The records =
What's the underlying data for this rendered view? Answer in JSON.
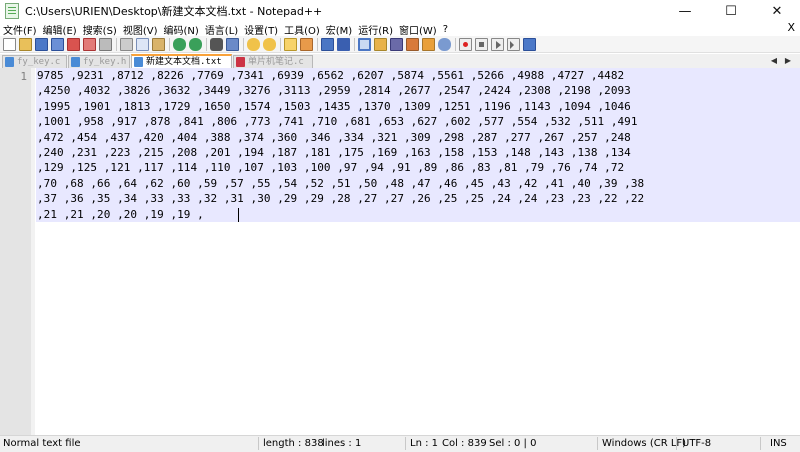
{
  "window": {
    "title": "C:\\Users\\URIEN\\Desktop\\新建文本文档.txt - Notepad++",
    "minimize_glyph": "—",
    "maximize_glyph": "☐",
    "close_glyph": "✕"
  },
  "menu": {
    "items": [
      "文件(F)",
      "编辑(E)",
      "搜索(S)",
      "视图(V)",
      "编码(N)",
      "语言(L)",
      "设置(T)",
      "工具(O)",
      "宏(M)",
      "运行(R)",
      "窗口(W)",
      "?"
    ],
    "close_glyph": "X"
  },
  "toolbar": {
    "icons": [
      "new-file-icon",
      "open-file-icon",
      "save-icon",
      "save-all-icon",
      "close-icon",
      "close-all-icon",
      "print-icon",
      "cut-icon",
      "copy-icon",
      "paste-icon",
      "undo-icon",
      "redo-icon",
      "find-icon",
      "replace-icon",
      "zoom-in-icon",
      "zoom-out-icon",
      "sync-vertical-icon",
      "sync-horizontal-icon",
      "word-wrap-icon",
      "show-all-chars-icon",
      "indent-guide-icon",
      "udl-icon",
      "doc-map-icon",
      "function-list-icon",
      "folder-icon",
      "monitor-icon",
      "record-macro-icon",
      "stop-record-icon",
      "play-macro-icon",
      "run-macro-multiple-icon",
      "save-macro-icon"
    ]
  },
  "tabs": [
    {
      "label": "fy_key.c",
      "active": false
    },
    {
      "label": "fy_key.h",
      "active": false
    },
    {
      "label": "新建文本文档.txt",
      "active": true
    },
    {
      "label": "单片机笔记.c",
      "active": false
    }
  ],
  "editor": {
    "line_number": "1",
    "lines": [
      "9785 ,9231 ,8712 ,8226 ,7769 ,7341 ,6939 ,6562 ,6207 ,5874 ,5561 ,5266 ,4988 ,4727 ,4482",
      ",4250 ,4032 ,3826 ,3632 ,3449 ,3276 ,3113 ,2959 ,2814 ,2677 ,2547 ,2424 ,2308 ,2198 ,2093",
      ",1995 ,1901 ,1813 ,1729 ,1650 ,1574 ,1503 ,1435 ,1370 ,1309 ,1251 ,1196 ,1143 ,1094 ,1046",
      ",1001 ,958 ,917 ,878 ,841 ,806 ,773 ,741 ,710 ,681 ,653 ,627 ,602 ,577 ,554 ,532 ,511 ,491",
      ",472 ,454 ,437 ,420 ,404 ,388 ,374 ,360 ,346 ,334 ,321 ,309 ,298 ,287 ,277 ,267 ,257 ,248",
      ",240 ,231 ,223 ,215 ,208 ,201 ,194 ,187 ,181 ,175 ,169 ,163 ,158 ,153 ,148 ,143 ,138 ,134",
      ",129 ,125 ,121 ,117 ,114 ,110 ,107 ,103 ,100 ,97 ,94 ,91 ,89 ,86 ,83 ,81 ,79 ,76 ,74 ,72",
      ",70 ,68 ,66 ,64 ,62 ,60 ,59 ,57 ,55 ,54 ,52 ,51 ,50 ,48 ,47 ,46 ,45 ,43 ,42 ,41 ,40 ,39 ,38",
      ",37 ,36 ,35 ,34 ,33 ,33 ,32 ,31 ,30 ,29 ,29 ,28 ,27 ,27 ,26 ,25 ,25 ,24 ,24 ,23 ,23 ,22 ,22",
      ",21 ,21 ,20 ,20 ,19 ,19 ,"
    ]
  },
  "status": {
    "file_type": "Normal text file",
    "length": "length : 838",
    "lines": "lines : 1",
    "ln": "Ln : 1",
    "col": "Col : 839",
    "sel": "Sel : 0 | 0",
    "eol": "Windows (CR LF)",
    "encoding": "UTF-8",
    "insert_mode": "INS"
  },
  "colors": {
    "active_tab_accent": "#f9a23a",
    "current_line_bg": "#e8e8ff",
    "gutter_bg": "#e4e4e4",
    "line_number": "#808080"
  }
}
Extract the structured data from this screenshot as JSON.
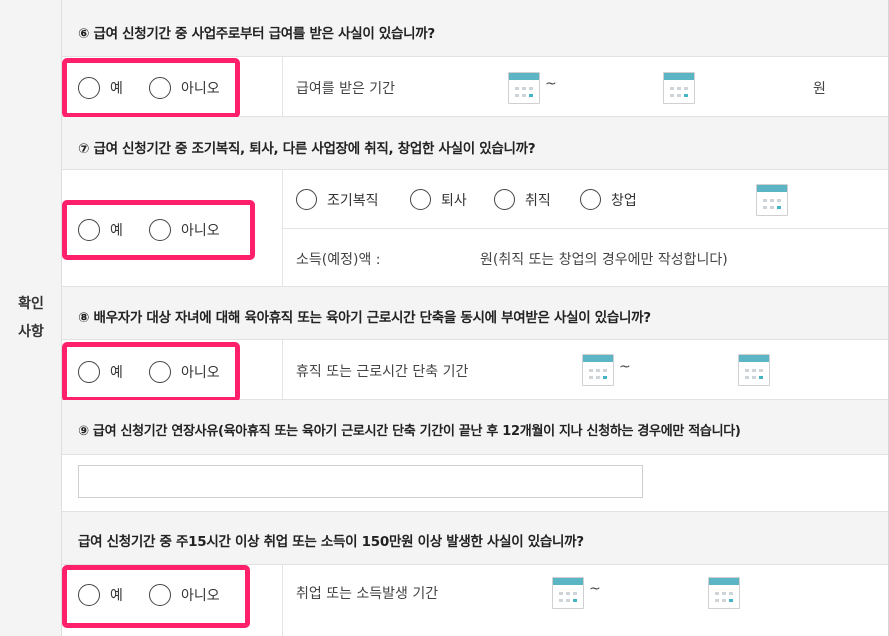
{
  "side_label_line1": "확인",
  "side_label_line2": "사항",
  "options": {
    "yes": "예",
    "no": "아니오"
  },
  "tilde": "~",
  "q6": {
    "text": "⑥ 급여 신청기간 중 사업주로부터 급여를 받은 사실이 있습니까?",
    "period_label": "급여를 받은 기간",
    "unit": "원"
  },
  "q7": {
    "text": "⑦ 급여 신청기간 중 조기복직, 퇴사, 다른 사업장에 취직, 창업한 사실이 있습니까?",
    "types": [
      "조기복직",
      "퇴사",
      "취직",
      "창업"
    ],
    "income_label": "소득(예정)액 :",
    "income_note": "원(취직 또는 창업의 경우에만 작성합니다)"
  },
  "q8": {
    "text": "⑧ 배우자가 대상 자녀에 대해 육아휴직 또는 육아기 근로시간 단축을 동시에 부여받은 사실이 있습니까?",
    "period_label": "휴직 또는 근로시간 단축 기간"
  },
  "q9": {
    "text": "⑨ 급여 신청기간 연장사유(육아휴직 또는 육아기 근로시간 단축 기간이 끝난 후 12개월이 지나 신청하는 경우에만 적습니다)",
    "input_value": ""
  },
  "q10": {
    "text": "급여 신청기간 중 주15시간 이상 취업 또는 소득이 150만원 이상 발생한 사실이 있습니까?",
    "period_label": "취업 또는 소득발생 기간"
  },
  "colors": {
    "highlight": "#ff1f6b",
    "calendar_accent": "#5bb5c5",
    "panel_bg": "#f4f4f4"
  },
  "icons": {
    "date_picker": "calendar-icon"
  }
}
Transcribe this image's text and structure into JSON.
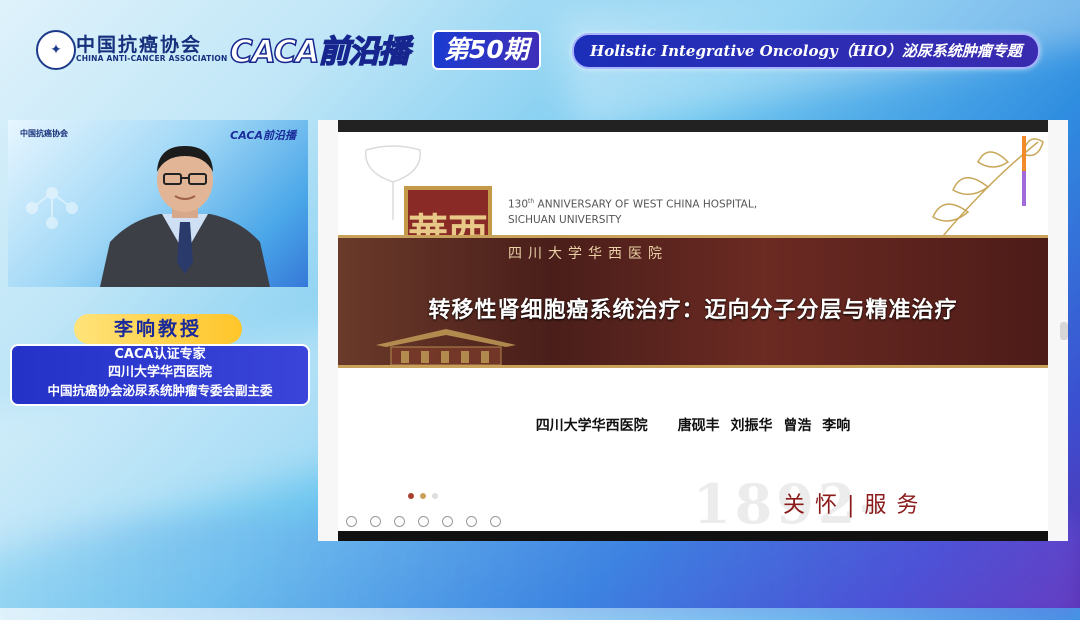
{
  "header": {
    "org_name_cn": "中国抗癌协会",
    "org_name_en": "CHINA ANTI-CANCER ASSOCIATION",
    "brand": "CACA前沿播",
    "episode": "第50期",
    "topic": "Holistic Integrative Oncology（HIO）泌尿系统肿瘤专题"
  },
  "video": {
    "mini_logo": "中国抗癌协会",
    "mini_brand": "CACA前沿播"
  },
  "speaker": {
    "name": "李响教授",
    "credentials": [
      "CACA认证专家",
      "四川大学华西医院",
      "中国抗癌协会泌尿系统肿瘤专委会副主委"
    ]
  },
  "slide": {
    "seal_text": "華西",
    "anniversary_number": "130",
    "anniversary_suffix": "th",
    "anniversary_line1": " ANNIVERSARY OF WEST CHINA HOSPITAL,",
    "anniversary_line2": "SICHUAN UNIVERSITY",
    "university_cn": "四川大学华西医院",
    "title": "转移性肾细胞癌系统治疗：迈向分子分层与精准治疗",
    "institution": "四川大学华西医院",
    "authors": "唐砚丰  刘振华  曾浩  李响",
    "watermark_year": "1892-2022",
    "motto": "关怀|服务"
  },
  "colors": {
    "brand_blue": "#17268f",
    "plate_gold": "#ffc52a",
    "banner_maroon": "#4a1e1a",
    "motto_red": "#8b1a1a"
  }
}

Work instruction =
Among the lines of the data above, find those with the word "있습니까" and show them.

Solution to the exercise =
    "text": "⑥ 급여 신청기간 중 사업주로부터 급여를 받은 사실이 있습니까?",
    "text": "⑦ 급여 신청기간 중 조기복직, 퇴사, 다른 사업장에 취직, 창업한 사실이 있습니까?",
    "text": "⑧ 배우자가 대상 자녀에 대해 육아휴직 또는 육아기 근로시간 단축을 동시에 부여받은 사실이 있습니까?",
    "text": "급여 신청기간 중 주15시간 이상 취업 또는 소득이 150만원 이상 발생한 사실이 있습니까?",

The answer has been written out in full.